### PROVIDED DATA
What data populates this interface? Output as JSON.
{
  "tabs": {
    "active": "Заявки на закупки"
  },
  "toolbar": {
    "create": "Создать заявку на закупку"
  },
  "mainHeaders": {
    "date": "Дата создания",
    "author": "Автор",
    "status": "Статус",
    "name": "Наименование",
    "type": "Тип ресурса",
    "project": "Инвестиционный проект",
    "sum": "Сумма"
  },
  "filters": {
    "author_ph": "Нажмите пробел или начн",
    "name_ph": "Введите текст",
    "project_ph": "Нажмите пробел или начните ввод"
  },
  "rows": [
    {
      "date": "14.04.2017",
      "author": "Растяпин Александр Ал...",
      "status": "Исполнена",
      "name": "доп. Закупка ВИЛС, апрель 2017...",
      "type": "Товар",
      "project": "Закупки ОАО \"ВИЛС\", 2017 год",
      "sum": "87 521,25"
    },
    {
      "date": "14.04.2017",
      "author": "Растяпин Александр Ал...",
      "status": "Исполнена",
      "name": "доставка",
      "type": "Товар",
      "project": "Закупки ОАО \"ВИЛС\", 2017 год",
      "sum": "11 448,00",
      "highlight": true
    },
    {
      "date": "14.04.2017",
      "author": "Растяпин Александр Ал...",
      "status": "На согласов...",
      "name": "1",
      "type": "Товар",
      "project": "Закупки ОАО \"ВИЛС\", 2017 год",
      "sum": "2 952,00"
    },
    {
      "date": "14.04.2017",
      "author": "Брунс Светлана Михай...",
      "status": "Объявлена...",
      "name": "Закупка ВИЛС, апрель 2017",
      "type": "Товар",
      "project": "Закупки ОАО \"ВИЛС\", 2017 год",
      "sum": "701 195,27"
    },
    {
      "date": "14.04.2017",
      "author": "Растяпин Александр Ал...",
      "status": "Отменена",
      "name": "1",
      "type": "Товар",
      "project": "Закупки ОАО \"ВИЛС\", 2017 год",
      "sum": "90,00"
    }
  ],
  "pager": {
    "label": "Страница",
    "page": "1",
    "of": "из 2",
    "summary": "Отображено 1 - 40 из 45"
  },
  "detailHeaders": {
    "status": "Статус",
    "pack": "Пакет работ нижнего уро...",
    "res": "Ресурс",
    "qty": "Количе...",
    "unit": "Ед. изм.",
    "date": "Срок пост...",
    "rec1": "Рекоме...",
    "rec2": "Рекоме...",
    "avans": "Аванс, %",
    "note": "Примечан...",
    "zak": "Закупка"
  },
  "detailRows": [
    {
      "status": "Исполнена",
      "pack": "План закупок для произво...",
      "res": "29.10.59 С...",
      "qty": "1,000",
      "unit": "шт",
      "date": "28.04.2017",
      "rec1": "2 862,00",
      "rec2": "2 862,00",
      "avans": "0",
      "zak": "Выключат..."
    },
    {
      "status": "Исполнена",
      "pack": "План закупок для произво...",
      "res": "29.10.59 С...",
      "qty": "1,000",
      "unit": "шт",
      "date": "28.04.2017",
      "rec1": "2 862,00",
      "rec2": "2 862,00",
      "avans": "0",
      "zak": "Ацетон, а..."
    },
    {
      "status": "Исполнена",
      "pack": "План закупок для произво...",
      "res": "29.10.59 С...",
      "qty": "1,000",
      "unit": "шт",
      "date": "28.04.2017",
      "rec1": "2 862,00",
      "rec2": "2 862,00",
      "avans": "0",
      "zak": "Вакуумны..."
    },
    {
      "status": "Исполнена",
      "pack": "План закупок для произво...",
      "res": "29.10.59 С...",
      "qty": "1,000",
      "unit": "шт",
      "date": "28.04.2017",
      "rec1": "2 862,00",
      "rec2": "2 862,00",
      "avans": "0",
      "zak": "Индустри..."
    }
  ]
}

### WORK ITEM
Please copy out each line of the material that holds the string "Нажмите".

### ANSWER TO THIS TASK
    "author_ph": "Нажмите пробел или начн",
    "project_ph": "Нажмите пробел или начните ввод"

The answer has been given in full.